Hack him back! Why just watch The Martian when you can participate in a design contest (and possibly win $25,000) to help marooned astronaut Mark Watney, track his progress on interactive maps, or download free activities to incorporate space science and engineering in your classroom?
To celebrate Earth Science Week, the American Geosciences Institute is hosting a photography contest for people of all ages, a visual arts contest for elementary students, and an essay contest for students in grades 6 to 9. Deadline for submission is Friday, October 16, 2015.
Tags: Competitions for Students, Contest, Earth Science Week 2015, environment, Environmental Engineering, Essay Contest, Geology, geoscience, nature, photography contest, visual arts contest, Weather
Help your students discover their heads for math with engaging brainteasers and numerical puzzles. Sign them up for Sony’s Global Math Challenge on Sunday, September 27, 2015.
Anywhere, anytime STEM professional development. That’s the idea behind The Smithsonian Science Education Center’s new web series, Good Thinking! The Science of Teaching Science, whose free animated videos identify common misconceptions, explore the science of how humans learn, and provide instructional techniques for effectively conveying scientific principles.

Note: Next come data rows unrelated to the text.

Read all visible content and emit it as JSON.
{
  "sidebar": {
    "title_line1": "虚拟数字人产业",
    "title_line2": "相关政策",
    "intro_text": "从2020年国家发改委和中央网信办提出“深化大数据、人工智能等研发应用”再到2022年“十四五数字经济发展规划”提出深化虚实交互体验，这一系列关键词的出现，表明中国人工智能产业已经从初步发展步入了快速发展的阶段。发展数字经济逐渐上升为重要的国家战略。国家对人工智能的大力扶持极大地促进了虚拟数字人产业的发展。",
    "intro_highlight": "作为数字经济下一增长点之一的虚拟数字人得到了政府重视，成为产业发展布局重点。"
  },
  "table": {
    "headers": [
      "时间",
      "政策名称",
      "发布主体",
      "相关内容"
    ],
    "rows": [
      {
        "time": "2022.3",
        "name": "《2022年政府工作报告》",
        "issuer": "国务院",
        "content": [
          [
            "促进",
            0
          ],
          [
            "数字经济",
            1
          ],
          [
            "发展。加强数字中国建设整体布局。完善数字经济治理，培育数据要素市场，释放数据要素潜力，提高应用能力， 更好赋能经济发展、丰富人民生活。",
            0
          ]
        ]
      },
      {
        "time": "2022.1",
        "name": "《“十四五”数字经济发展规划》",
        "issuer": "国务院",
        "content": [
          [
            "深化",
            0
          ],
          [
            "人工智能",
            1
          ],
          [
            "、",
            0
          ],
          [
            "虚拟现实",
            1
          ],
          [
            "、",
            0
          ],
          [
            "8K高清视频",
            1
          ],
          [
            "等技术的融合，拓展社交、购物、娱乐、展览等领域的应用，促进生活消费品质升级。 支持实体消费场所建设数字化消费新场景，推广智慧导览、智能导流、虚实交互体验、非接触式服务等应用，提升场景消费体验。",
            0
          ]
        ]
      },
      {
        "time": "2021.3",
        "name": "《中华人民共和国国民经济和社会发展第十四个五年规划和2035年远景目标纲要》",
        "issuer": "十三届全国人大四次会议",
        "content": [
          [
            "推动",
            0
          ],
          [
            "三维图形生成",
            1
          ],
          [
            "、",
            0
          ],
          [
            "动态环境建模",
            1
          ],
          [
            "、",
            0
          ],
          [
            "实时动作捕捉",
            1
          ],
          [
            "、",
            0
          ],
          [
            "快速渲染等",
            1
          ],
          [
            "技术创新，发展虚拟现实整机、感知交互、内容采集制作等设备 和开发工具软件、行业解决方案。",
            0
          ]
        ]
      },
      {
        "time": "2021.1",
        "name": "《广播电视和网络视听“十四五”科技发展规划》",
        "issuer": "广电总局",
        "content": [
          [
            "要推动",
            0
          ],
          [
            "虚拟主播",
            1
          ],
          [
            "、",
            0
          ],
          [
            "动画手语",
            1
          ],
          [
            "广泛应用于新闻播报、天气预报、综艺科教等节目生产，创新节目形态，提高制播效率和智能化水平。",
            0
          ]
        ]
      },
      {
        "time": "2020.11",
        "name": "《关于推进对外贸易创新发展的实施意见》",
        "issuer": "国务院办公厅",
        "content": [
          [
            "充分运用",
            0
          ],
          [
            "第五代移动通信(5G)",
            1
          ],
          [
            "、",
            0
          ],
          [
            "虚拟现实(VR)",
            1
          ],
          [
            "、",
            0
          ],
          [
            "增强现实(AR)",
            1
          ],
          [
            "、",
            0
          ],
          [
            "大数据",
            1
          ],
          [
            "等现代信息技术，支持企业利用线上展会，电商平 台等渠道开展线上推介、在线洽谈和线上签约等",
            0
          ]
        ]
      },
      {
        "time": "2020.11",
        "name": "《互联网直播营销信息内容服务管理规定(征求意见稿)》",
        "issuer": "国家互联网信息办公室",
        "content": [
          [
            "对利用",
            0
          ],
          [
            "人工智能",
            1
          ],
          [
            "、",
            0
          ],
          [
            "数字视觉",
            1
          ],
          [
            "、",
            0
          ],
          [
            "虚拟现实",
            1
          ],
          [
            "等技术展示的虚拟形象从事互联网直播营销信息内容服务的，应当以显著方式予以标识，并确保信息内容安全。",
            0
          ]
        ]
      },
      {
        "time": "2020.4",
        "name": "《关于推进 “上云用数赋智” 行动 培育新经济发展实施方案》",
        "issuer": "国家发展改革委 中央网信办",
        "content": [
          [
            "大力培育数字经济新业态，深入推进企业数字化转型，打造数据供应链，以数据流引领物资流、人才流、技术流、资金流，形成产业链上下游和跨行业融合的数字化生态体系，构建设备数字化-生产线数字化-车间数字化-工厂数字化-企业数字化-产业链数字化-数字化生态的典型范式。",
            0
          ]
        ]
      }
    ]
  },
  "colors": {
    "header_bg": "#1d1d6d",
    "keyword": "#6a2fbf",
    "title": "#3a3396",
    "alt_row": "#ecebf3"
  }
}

As a teacher, you’re supposed to have all the answers–but you know that sometimes, you just don’t. What if you always had an engineering expert to provide inspiration and advice? The National Academy of Engineering (NAE) recently announced the launch of LinkEngineering, a new website that connects preK-12 teachers with engineering experts, fellow educators, lesson plans, tips, and tools.
Whether you seek images of the cosmos to enhance your science class, hands-on activities to make forces and motion come to life, or free professional development webinars, look no further than NASA’s resources for educators.
From tidal curiosities and solar flares to bad weather jokes, the National Oceanic and Atmospheric Administration’s SciJinks website offers a wealth of resources for learning and teaching about Earth’s climate and geography.
On July 1, the Smithsonian’s National Museum of American History will open its new innovation wing, with interactive exhibits and programs focused on the theme of U.S. enterprise, business, and invention. The centerpiece of the 45,000-square-foot space is the studio of Ralph Baer, inventor of the home video game.
The world is full of revolting stuff, like parasites that squirm out of people’s feet. But gross stuff also can fascinate and inspire kids to learn about science. And that’s the idea behind PBS’s new YouTube series, “Gross Science.”